“How can you stay so upbeat, I asked, given the situation you see here every day? Jamal smiled and reached for the lamb pieces that we had trimmed of fat, gently placing chunks of them in the hot broth, one at a time. ‘I stay hopeful because I believe apartheid will eventually be defeated because history tells us it is not the norm,’ he said.

“He dropped the final piece of lamb into the pot, reduced the heat so the stew could cook on a gentle simmer and firmly placed the lid on. ‘Remember Yasmin,’ he said turning to face me, ‘walls don’t last forever.’”

Roden’s book is scholarly as she traces the history of Middle Eastern cuisine.
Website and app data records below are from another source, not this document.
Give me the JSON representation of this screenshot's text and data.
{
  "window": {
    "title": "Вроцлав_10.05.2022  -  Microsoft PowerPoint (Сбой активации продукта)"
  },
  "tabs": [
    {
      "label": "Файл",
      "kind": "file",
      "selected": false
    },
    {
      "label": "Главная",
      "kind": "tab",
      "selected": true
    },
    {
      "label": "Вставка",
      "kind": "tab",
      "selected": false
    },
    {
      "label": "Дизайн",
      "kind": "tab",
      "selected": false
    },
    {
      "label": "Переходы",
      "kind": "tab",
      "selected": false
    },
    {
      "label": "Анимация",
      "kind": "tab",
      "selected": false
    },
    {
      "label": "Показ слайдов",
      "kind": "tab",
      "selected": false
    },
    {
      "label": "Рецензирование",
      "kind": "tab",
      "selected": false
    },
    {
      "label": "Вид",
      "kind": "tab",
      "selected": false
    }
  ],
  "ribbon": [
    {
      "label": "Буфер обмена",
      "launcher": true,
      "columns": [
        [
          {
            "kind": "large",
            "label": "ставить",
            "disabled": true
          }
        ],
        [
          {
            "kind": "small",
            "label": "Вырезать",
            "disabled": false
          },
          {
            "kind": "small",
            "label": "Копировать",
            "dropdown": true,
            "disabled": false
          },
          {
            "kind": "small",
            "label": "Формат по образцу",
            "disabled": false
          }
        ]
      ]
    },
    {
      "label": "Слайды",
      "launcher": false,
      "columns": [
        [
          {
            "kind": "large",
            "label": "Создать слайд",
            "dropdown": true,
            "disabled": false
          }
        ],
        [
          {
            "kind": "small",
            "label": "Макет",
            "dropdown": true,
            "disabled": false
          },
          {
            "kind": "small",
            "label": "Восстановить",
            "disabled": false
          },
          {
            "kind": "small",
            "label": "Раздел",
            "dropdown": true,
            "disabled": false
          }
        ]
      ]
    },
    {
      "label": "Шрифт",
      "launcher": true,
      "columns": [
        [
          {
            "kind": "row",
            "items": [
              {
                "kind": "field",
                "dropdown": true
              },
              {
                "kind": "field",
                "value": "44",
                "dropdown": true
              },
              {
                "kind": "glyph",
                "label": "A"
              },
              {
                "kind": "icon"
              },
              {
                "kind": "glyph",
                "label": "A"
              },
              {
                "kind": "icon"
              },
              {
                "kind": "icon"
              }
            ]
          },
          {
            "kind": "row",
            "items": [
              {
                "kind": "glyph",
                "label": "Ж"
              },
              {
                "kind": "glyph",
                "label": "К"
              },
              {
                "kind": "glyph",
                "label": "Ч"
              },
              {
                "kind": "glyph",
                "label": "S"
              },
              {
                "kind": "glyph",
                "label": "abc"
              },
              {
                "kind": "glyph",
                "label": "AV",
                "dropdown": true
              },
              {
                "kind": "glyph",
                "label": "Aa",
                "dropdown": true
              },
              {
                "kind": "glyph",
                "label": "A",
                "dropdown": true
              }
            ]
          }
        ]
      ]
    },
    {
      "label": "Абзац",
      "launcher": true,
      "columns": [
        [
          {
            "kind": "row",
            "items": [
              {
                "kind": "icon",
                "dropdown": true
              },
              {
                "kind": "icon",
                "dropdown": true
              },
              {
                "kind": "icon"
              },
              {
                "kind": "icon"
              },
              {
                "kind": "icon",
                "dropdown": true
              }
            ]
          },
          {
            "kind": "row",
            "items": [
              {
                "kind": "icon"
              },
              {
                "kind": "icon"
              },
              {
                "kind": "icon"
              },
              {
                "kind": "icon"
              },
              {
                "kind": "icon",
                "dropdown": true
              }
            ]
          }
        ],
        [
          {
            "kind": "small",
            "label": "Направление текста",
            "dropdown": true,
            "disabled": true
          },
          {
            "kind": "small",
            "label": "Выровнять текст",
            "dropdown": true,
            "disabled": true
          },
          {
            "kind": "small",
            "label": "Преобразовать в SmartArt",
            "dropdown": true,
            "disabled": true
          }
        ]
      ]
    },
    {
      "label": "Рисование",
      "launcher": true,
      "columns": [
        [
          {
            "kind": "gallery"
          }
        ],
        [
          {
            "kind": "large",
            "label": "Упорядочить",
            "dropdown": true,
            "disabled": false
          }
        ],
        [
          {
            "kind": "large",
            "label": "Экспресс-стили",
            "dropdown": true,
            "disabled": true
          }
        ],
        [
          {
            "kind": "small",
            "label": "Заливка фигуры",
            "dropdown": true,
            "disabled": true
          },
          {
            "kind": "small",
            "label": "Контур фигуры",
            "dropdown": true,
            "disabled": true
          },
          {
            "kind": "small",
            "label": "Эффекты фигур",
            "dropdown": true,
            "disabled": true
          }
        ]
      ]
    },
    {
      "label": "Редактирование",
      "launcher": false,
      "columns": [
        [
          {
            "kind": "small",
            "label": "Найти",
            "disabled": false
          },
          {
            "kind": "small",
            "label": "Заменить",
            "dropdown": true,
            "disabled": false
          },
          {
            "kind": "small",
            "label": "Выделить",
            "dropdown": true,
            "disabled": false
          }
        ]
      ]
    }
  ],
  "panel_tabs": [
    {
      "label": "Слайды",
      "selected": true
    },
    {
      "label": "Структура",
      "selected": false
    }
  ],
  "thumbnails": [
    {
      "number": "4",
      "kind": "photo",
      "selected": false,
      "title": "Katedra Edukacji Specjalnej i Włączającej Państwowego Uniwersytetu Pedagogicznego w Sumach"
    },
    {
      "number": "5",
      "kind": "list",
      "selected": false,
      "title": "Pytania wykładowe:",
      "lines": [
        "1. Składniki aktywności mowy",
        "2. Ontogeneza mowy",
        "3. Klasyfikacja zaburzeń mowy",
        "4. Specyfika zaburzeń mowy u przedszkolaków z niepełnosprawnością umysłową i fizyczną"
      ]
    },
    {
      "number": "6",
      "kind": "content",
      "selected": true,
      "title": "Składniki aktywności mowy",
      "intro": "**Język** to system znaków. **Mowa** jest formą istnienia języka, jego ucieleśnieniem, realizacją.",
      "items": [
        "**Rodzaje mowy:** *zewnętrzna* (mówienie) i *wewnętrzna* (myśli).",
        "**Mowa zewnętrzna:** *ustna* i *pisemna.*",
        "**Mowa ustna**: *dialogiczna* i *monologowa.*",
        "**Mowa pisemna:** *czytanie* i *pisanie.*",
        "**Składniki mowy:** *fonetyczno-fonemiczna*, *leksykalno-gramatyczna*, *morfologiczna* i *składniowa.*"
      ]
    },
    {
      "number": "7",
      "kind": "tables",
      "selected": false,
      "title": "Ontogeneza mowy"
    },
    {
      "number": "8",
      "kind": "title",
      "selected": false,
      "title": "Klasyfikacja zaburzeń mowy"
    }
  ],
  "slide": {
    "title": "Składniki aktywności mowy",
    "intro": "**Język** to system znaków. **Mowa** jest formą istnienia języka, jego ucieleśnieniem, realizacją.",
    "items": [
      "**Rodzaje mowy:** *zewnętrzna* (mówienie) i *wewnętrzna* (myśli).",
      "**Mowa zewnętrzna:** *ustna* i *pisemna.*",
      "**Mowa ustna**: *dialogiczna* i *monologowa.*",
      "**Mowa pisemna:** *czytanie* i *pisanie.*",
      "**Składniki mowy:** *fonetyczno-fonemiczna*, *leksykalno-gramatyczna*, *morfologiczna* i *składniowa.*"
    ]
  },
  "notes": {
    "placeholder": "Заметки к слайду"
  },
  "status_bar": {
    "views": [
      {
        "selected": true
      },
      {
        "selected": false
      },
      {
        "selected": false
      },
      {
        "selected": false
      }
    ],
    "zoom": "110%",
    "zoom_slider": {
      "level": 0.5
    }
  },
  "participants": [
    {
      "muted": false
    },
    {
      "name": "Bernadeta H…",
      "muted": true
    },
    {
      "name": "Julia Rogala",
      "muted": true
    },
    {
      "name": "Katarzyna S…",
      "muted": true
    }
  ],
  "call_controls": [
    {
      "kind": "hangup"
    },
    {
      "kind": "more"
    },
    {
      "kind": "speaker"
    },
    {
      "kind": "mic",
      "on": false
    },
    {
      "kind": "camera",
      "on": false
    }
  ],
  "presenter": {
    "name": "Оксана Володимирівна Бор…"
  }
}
There is a lot of interesting information about folklore, myth and religion. “It is related that Adam was suffering from pain and complained to God. Gabriel descended from heaven with an olive tree and presented it to Adam and told him to plant it, to pick the fruit, to extract the oil and use it whenever he had pain, assuring him it would cure all ills.”

Speaking about food and identity, Roden said people tend to stick to their own food. “They want to cook what their mothers cooked. There is a very strong identity of place. Even one pickle that is special makes you feel you belong somewhere. As a Jewish food writer, going into the Arab and Muslim world opens doors. I was in Baalbek in Lebanon where I went to a wedding and people were asking questions about food with broad smiles. Food brings people together.”

Khan noticed that, in the Palestinian territories, each village was proud of its culinary traditions, emphasising “that is how we cook here.”

Turning to the blockade of Gaza, which she campaigned against, Khan mentioned that the culinary traditions were under threat. It is difficult for Gazans to fish and prepare traditional fish dishes.

“There is a lot of strife in the Middle East at present but there is also a lot of joy: friends meet, people go out, get married. I reached a lot more people through my cookbook than through my years of campaigning. It shows the power of stories and recipes.”